## Task to carry out
Copy the records below exactly, omitting any pictures they contain.

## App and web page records
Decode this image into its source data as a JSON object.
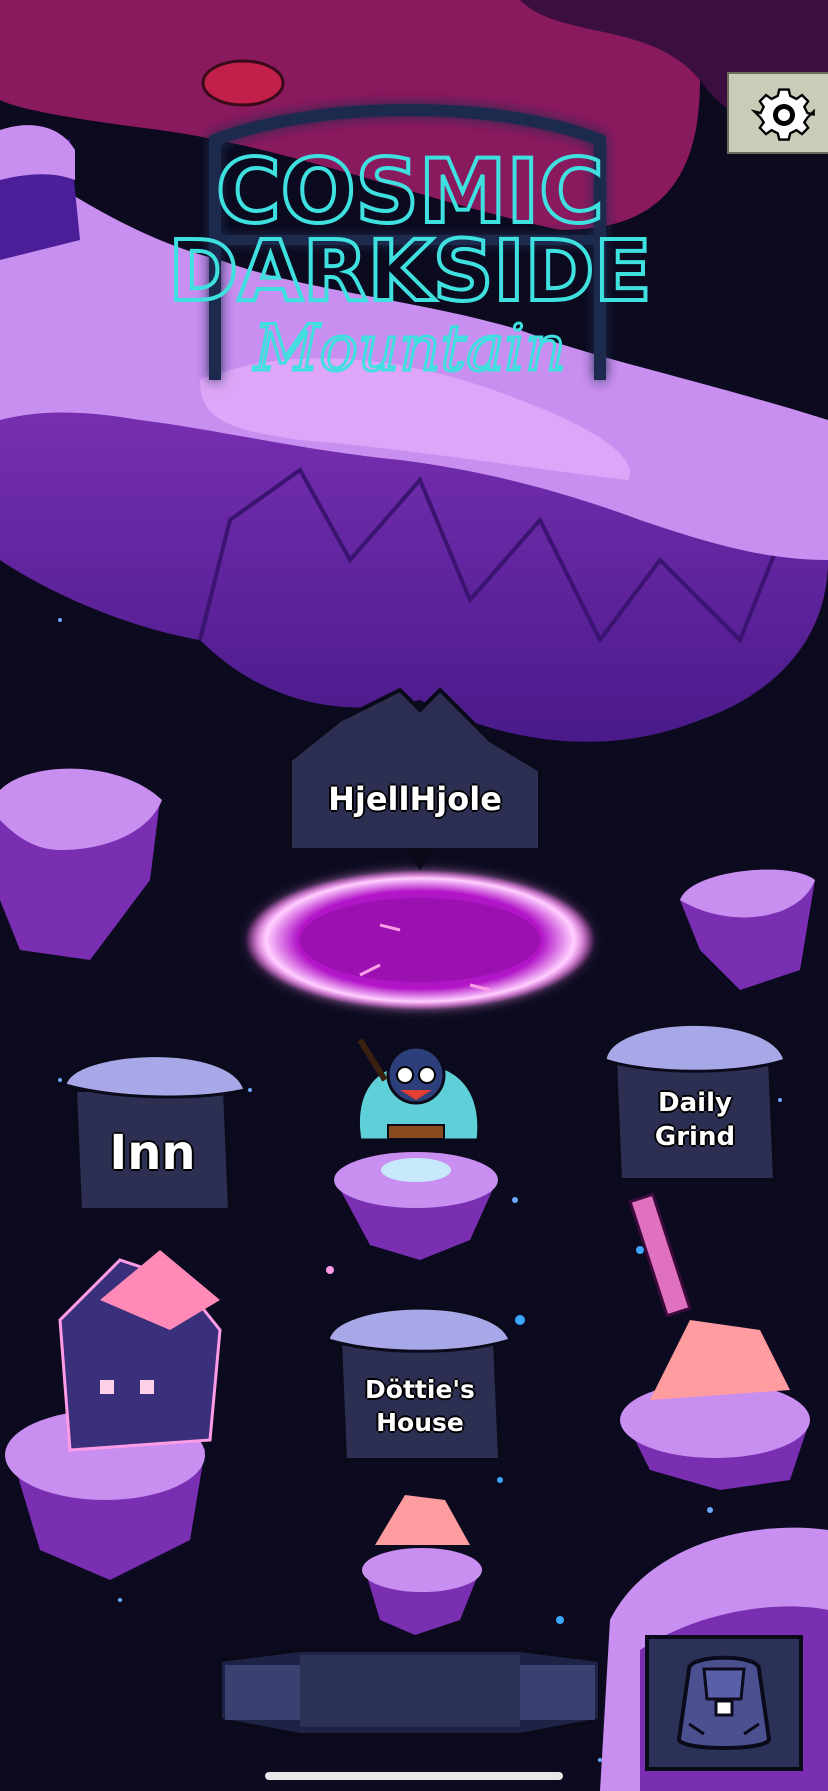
{
  "title": {
    "line1": "COSMIC",
    "line2": "DARKSIDE",
    "line3": "Mountain"
  },
  "locations": {
    "portal_sign": "HjellHjole",
    "inn_sign": "Inn",
    "daily_grind_line1": "Daily",
    "daily_grind_line2": "Grind",
    "dotties_line1": "Döttie's",
    "dotties_line2": "House"
  },
  "icons": {
    "settings": "gear-icon",
    "inventory": "backpack-icon"
  },
  "colors": {
    "sky": "#0b0a1e",
    "rock_purple": "#7a2fb3",
    "snow": "#c98ff0",
    "neon_cyan": "#3fe0e0",
    "portal_magenta": "#ff4df0",
    "sign_panel": "#2c2f52"
  }
}
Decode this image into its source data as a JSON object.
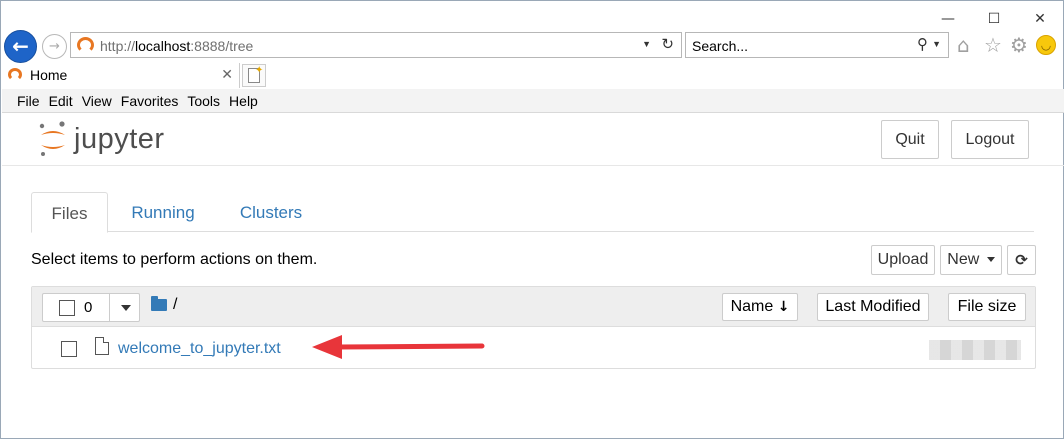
{
  "browser": {
    "window_controls": {
      "minimize": "—",
      "maximize": "☐",
      "close": "✕"
    },
    "url_scheme": "http://",
    "url_host": "localhost",
    "url_rest": ":8888/tree",
    "search_placeholder": "Search...",
    "tab_title": "Home",
    "tab_close": "✕",
    "menu": [
      "File",
      "Edit",
      "View",
      "Favorites",
      "Tools",
      "Help"
    ],
    "icons": {
      "back": "back-arrow-icon",
      "forward": "forward-arrow-icon",
      "home": "home-icon",
      "favorites": "star-icon",
      "settings": "gear-icon",
      "feedback": "smiley-icon"
    }
  },
  "jupyter": {
    "logo_text": "jupyter",
    "quit_label": "Quit",
    "logout_label": "Logout",
    "tabs": [
      {
        "label": "Files",
        "active": true
      },
      {
        "label": "Running",
        "active": false
      },
      {
        "label": "Clusters",
        "active": false
      }
    ],
    "instructions": "Select items to perform actions on them.",
    "upload_label": "Upload",
    "new_label": "New",
    "selected_count": "0",
    "breadcrumb": "/",
    "col_name": "Name",
    "col_modified": "Last Modified",
    "col_size": "File size",
    "files": [
      {
        "name": "welcome_to_jupyter.txt"
      }
    ],
    "colors": {
      "link": "#337ab7",
      "annotation_arrow": "#e8353a",
      "logo_orange": "#e87722"
    }
  }
}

## Task answer
Decode this image into its source data as a JSON object.
{
  "title": {
    "line1": "COSMIC",
    "line2": "DARKSIDE",
    "line3": "Mountain"
  },
  "locations": {
    "portal_sign": "HjellHjole",
    "inn_sign": "Inn",
    "daily_grind_line1": "Daily",
    "daily_grind_line2": "Grind",
    "dotties_line1": "Döttie's",
    "dotties_line2": "House"
  },
  "icons": {
    "settings": "gear-icon",
    "inventory": "backpack-icon"
  },
  "colors": {
    "sky": "#0b0a1e",
    "rock_purple": "#7a2fb3",
    "snow": "#c98ff0",
    "neon_cyan": "#3fe0e0",
    "portal_magenta": "#ff4df0",
    "sign_panel": "#2c2f52"
  }
}
Decode this image into its source data as a JSON object.
{
  "browser": {
    "window_controls": {
      "minimize": "—",
      "maximize": "☐",
      "close": "✕"
    },
    "url_scheme": "http://",
    "url_host": "localhost",
    "url_rest": ":8888/tree",
    "search_placeholder": "Search...",
    "tab_title": "Home",
    "tab_close": "✕",
    "menu": [
      "File",
      "Edit",
      "View",
      "Favorites",
      "Tools",
      "Help"
    ],
    "icons": {
      "back": "back-arrow-icon",
      "forward": "forward-arrow-icon",
      "home": "home-icon",
      "favorites": "star-icon",
      "settings": "gear-icon",
      "feedback": "smiley-icon"
    }
  },
  "jupyter": {
    "logo_text": "jupyter",
    "quit_label": "Quit",
    "logout_label": "Logout",
    "tabs": [
      {
        "label": "Files",
        "active": true
      },
      {
        "label": "Running",
        "active": false
      },
      {
        "label": "Clusters",
        "active": false
      }
    ],
    "instructions": "Select items to perform actions on them.",
    "upload_label": "Upload",
    "new_label": "New",
    "selected_count": "0",
    "breadcrumb": "/",
    "col_name": "Name",
    "col_modified": "Last Modified",
    "col_size": "File size",
    "files": [
      {
        "name": "welcome_to_jupyter.txt"
      }
    ],
    "colors": {
      "link": "#337ab7",
      "annotation_arrow": "#e8353a",
      "logo_orange": "#e87722"
    }
  }
}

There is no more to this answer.